Earlier this morning, Mark Albertson, Illinois Soybean Growers director of strategic market development, met with Cuban President Miguel Díaz-Canel in New York during the United Nations General Assembly. This is the first time Díaz-Canel has visited the United States since taking office in April. After his visit, Albertson said: “We were honored to sit down and met with Cuban President Miguel Díaz-Canel during his first visit to the United States. We have been working on opening doors with Cuba since 2012 and value the opportunities trade with Cuba brings to our Illinois soybean producers. We continue to believe that the improvement of economic conditions and trade relations between the United States. and Cuba is the foundation for future success. As Illinois soybean producers struggle to make ends meet with lower commodity prices and decreased access to key markets, it’s important that we maintain positive relationships with Cuba and other countries who import our soybeans.”

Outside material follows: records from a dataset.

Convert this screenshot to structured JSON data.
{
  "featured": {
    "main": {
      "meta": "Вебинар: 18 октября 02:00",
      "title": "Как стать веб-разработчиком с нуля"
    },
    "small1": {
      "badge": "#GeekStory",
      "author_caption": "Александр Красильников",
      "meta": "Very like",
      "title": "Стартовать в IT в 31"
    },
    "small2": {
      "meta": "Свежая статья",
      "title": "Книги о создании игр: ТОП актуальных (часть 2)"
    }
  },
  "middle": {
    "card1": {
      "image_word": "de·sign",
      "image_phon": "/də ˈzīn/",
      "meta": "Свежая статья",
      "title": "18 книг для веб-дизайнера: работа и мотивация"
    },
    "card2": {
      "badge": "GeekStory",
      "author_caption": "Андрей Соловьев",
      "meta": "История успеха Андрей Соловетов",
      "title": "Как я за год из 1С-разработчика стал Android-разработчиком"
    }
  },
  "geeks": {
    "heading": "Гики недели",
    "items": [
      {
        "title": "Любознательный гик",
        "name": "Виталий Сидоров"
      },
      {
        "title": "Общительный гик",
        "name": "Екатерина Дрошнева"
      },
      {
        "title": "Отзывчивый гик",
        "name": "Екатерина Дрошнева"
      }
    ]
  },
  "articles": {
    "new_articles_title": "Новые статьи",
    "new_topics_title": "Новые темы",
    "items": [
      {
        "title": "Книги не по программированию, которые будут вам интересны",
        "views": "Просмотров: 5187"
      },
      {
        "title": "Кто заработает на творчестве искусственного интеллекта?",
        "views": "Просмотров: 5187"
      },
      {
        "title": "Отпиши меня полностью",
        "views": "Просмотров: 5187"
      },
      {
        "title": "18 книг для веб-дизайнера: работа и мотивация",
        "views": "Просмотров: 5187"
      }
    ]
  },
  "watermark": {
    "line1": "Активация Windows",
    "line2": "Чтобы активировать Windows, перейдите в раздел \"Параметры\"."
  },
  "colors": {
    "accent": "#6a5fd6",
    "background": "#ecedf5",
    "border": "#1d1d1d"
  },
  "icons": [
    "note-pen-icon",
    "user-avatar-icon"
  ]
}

Targeting regions and practices that can most cost effectively reduce nutrient deliveries from cropland to the Gulf of Mexico would reduce the overall cost of achieving water quality objectives for the Gulf but also would increase costs and land-use adjustments for production regions closest to the Gulf. The least-cost strategy for nutrient reduction within the Mississippi/Atchafalaya River Basin would involve a mix of conservation practices—including optimally placed wetlands and buffers, which are generally the most cost-effective strategies for nitrogen reduction.Providing incentives for the reduction of a single nutrient—either nitrogen or phosphorus—would result in a reduction of the other nutrient as well, though the strength of the association varies regionally and the effect is greater when nitrogen is the targeted nutrient.